• **Problem description**: Copy every line from the data below in which the string "screenshot" can be found.

── Records provided

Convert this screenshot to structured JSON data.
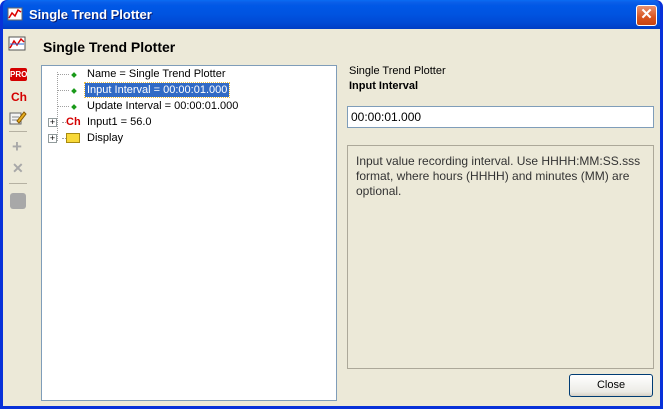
{
  "window": {
    "title": "Single Trend Plotter",
    "close_glyph": "✕"
  },
  "header": {
    "title": "Single Trend Plotter"
  },
  "toolbar": {
    "items": [
      {
        "icon": "trend-plot-icon"
      },
      {
        "icon": "pro-icon",
        "label": "PRO"
      },
      {
        "icon": "channel-icon",
        "label": "Ch"
      },
      {
        "icon": "edit-icon"
      },
      {
        "icon": "add-icon",
        "label": "+"
      },
      {
        "icon": "delete-icon",
        "label": "✕"
      },
      {
        "icon": "stop-icon"
      }
    ]
  },
  "tree": {
    "items": [
      {
        "label": "Name = Single Trend Plotter"
      },
      {
        "label": "Input Interval = 00:00:01.000",
        "selected": true
      },
      {
        "label": "Update Interval = 00:00:01.000"
      },
      {
        "label": "Input1 = 56.0",
        "icon_text": "Ch"
      },
      {
        "label": "Display"
      }
    ],
    "expander_glyph": "+"
  },
  "properties": {
    "context": "Single Trend Plotter",
    "name": "Input Interval",
    "value": "00:00:01.000",
    "description": "Input value recording interval. Use HHHH:MM:SS.sss format, where hours (HHHH) and minutes (MM) are optional."
  },
  "buttons": {
    "close": "Close"
  },
  "colors": {
    "titlebar": "#0053e0",
    "selection": "#316ac5",
    "dialog_bg": "#ece9d8"
  }
}
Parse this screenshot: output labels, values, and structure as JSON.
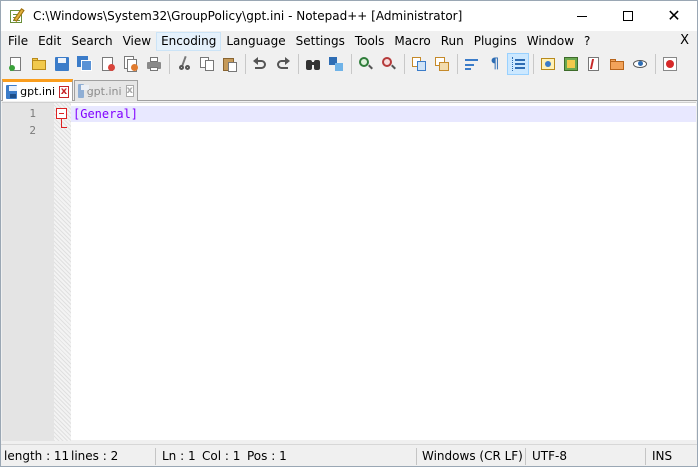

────

• **Answer**:
Convert this screenshot to structured JSON data.
Parse this screenshot: output labels, values, and structure as JSON.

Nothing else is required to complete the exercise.